Mercedes Chief Confirms Electric G-Class To Save The Iconic SUV

The Mercedes-Benz G-Class may not be the first vehicle to come to mind when you think of green motoring, but the German automaker has confirmed plans to make an electric version of the boxy SUV. First launched in 1979, the G-Class – also known as the G-Wagon or G-Wagon – is one of the longest-produced vehicles in the company's history, but rising emissions standards had left some to question its future.

That's because economy and environmental considerations haven't been particularly high on the list of concerns for the G-Class, historically. Indeed, with things like three fully locking differentials, beefy engines, and a tall-off road stance, it's generally more concerned with riding over the environment than minimizing emissions into it.

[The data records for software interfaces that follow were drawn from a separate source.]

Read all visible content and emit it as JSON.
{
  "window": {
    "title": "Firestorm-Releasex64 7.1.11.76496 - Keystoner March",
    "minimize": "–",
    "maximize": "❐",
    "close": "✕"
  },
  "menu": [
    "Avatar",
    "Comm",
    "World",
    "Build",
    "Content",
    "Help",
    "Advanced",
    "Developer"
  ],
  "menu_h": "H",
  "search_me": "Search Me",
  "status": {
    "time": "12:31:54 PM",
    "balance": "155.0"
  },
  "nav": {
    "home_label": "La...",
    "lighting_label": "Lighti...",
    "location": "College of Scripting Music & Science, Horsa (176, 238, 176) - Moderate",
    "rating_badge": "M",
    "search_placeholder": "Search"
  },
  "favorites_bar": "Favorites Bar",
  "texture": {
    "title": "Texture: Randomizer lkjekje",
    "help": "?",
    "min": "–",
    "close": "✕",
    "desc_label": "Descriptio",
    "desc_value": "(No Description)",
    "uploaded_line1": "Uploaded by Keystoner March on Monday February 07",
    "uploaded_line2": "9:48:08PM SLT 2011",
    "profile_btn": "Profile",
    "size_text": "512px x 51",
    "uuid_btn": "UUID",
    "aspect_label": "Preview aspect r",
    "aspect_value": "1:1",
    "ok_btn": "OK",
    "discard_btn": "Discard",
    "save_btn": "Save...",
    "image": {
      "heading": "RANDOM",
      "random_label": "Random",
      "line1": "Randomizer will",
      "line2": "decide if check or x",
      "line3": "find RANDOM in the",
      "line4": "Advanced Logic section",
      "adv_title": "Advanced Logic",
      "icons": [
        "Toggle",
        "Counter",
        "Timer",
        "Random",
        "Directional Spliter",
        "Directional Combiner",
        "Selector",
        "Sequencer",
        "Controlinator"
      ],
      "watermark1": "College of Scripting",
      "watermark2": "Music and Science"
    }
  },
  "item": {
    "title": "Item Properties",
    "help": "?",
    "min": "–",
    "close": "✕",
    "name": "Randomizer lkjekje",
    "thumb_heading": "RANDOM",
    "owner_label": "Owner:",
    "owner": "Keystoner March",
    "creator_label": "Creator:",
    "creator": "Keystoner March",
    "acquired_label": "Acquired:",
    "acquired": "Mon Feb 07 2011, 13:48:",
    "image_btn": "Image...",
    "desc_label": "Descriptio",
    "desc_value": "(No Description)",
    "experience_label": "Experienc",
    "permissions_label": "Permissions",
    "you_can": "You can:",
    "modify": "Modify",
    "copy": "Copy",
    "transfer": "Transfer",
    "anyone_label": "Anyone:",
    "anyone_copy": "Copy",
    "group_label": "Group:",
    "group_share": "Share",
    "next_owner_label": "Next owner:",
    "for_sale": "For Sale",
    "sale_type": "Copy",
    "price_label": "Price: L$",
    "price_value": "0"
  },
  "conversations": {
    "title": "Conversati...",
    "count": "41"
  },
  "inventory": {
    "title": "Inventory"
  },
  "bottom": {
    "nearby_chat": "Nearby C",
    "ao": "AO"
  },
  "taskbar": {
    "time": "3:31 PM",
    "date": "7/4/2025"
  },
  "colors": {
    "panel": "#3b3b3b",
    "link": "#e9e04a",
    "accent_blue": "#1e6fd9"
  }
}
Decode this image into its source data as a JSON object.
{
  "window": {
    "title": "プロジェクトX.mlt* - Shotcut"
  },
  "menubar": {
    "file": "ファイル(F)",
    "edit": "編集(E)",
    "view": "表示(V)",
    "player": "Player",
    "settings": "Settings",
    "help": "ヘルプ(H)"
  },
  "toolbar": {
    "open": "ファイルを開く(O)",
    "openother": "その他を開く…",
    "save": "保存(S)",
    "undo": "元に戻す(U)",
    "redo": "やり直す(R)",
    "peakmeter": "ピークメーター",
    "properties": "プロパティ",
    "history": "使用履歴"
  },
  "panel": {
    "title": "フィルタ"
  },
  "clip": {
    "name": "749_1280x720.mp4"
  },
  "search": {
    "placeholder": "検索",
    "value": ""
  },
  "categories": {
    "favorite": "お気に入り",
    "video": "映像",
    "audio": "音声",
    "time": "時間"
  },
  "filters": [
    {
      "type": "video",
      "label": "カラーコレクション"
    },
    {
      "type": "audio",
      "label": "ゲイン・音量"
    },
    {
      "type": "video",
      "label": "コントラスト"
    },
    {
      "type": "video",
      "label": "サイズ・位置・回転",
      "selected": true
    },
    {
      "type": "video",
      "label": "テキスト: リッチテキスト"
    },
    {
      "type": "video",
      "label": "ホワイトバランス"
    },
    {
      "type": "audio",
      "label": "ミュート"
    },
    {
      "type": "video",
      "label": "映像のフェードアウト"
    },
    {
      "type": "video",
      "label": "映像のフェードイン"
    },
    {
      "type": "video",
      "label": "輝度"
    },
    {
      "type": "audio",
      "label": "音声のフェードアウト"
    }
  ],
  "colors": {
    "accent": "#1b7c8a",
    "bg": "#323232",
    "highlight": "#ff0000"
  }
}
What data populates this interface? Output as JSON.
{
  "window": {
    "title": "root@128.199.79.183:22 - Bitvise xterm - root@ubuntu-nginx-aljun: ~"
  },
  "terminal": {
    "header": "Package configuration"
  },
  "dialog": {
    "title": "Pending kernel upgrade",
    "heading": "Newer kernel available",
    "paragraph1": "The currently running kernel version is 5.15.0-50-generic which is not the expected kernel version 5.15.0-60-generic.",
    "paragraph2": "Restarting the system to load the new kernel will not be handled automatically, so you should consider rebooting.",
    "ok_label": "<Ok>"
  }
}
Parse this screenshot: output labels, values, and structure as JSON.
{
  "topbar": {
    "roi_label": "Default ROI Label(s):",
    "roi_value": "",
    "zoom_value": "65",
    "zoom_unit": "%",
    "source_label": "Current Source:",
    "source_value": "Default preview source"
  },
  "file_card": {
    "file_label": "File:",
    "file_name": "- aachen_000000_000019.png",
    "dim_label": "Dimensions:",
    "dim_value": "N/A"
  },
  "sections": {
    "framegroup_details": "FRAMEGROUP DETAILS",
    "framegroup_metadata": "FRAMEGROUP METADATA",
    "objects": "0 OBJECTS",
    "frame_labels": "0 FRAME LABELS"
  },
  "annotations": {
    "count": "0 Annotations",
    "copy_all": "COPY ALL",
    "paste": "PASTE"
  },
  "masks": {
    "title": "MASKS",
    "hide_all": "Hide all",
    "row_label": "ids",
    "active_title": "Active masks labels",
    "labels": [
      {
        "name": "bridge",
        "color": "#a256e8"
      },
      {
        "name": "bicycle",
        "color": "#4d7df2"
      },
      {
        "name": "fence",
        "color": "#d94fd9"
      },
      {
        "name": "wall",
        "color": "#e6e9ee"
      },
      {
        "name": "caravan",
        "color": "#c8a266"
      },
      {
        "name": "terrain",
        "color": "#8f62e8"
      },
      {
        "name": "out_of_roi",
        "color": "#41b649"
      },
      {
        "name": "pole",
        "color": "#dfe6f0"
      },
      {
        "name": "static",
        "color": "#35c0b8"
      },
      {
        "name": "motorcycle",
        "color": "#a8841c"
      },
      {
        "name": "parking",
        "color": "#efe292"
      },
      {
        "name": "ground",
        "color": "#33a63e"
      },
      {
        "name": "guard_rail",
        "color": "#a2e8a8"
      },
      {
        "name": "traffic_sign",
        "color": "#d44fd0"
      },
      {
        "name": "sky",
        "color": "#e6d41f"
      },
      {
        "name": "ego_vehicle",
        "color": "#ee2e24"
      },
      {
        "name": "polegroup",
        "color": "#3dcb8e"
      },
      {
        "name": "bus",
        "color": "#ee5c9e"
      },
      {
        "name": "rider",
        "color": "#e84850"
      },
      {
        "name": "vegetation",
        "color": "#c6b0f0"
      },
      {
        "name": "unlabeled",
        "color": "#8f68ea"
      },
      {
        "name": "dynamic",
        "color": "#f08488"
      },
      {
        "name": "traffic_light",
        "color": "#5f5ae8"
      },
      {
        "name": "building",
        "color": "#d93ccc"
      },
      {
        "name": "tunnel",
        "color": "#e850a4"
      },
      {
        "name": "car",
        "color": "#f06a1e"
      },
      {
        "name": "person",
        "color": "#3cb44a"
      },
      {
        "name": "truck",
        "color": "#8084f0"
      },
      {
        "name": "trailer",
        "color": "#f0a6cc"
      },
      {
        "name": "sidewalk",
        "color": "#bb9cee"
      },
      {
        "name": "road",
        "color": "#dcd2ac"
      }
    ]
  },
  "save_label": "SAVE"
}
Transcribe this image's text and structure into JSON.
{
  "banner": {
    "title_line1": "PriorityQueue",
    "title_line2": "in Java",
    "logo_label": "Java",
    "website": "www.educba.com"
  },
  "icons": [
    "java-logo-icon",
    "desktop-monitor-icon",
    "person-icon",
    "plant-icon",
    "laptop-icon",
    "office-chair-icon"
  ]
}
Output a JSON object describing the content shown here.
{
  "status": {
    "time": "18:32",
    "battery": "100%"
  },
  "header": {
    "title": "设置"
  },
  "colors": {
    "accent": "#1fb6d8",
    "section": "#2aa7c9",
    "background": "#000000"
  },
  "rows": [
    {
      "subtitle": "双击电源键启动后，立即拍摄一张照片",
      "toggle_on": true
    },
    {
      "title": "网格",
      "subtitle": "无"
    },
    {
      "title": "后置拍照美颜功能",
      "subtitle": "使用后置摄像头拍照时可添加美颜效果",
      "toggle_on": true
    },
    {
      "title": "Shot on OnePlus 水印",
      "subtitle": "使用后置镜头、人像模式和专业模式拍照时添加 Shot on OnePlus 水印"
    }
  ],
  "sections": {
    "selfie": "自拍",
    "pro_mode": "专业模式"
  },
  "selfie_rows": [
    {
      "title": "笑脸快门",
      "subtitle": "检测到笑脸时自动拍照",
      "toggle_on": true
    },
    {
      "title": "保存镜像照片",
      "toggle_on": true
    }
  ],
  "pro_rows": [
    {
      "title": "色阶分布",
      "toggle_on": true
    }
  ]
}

The second-generation W463 G-Class launched in 2018 didn't really stray from that strategy. Still sticking to the crisp, Bauhaus aesthetic that makes the G-Wagon so iconic, it uses a V8 turbo engine in the US that's rated for up to 577 horsepower in G 63 AMG form. Great, if you're looking for a dune-ready SUV that can also do 0-62 mph in 4.5 seconds, but not something that would typically be compared to a Tesla.

That, though, looks set to change. Faced with the prospect of either bringing the G-Class up to date with a modern, zero-emissions drivetrain, or seeing it leave the current Mercedes-Benz line-up altogether, Daimler AG CEO Ola Källenius has confirmed a G-Class EV is in the pipeline.

"There will be a zero-emission EV version of the Mercedes Benz G-Class," Källenius said, the company's Head of Digital Transformation, Sascha Pallenberg revealed on Twitter. "In the past there were discussions whether we should eliminate the model, the way I see things now I'd say the last Mercedes to be built will be a G-Class."

Exactly what that electric drivetrain might be remains to be seen. Mercedes does already have one fully-electric SUV, the 2020 EQC, which uses two 150 kW electric motors – one at the front and one at the rear – for all-wheel drive. The result is 402 horsepower and 564 lb-ft of torque, decent enough for a normal SUV but perhaps a little underwhelming for what G-Class fans would expect.

There is, of course, a bigger challenge than just dropping in more powerful motors. One thing that Mercedes seems uncertain to compromise on is the G-Class EV's styling, but its brutalist lines aren't going to be aerodynamics-friendly. In contrast, the EQC was designed with slipperiness through the air from the outset.

Bigger motors would need bigger batteries, increasing weight, and even then it would be questionable as to how much range Mercedes could promise. That's another important factor: even if most G-Class drivers don't actually take their excessive trucks off-road, the fact that they could is a huge selling point of the current SUV. Anything that dilutes that reputation would be a non-starter.

The fully locking differentials of the current model are a great example of this: many owners may not use the feature, despite its controls being allotted prime real-estate on the dashboard. Still, even though a version of the G-Class without that could be cheaper, Mercedes won't make it as it's part of what the SUV is known for.

Daimler's engineers aren't the only ones facing such a headache, mind. There's been chatter recently that GM could reboot the Hummer brand as an electric vehicle, using a name most commonly associated with gas-guzzling excess for a new line-up of premium luxury e-SUVs. Again, the problem there will be of preserving what makes a Hummer look and feel like a Hummer, while also accommodating the realities of current BEV technology.

Still, for anybody who considers themselves an automotive enthusiast, this confirmation from Daimler's CEO can probably be considered a good thing overall. If there's one thing we've seen from existing electric SUV projects – such as that underway from startup Bollinger Motors – it's that an EV's lashings of torque can make for a potent work truck. Better that the G-Class get a third act as an electrified car than fade into the history books altogether.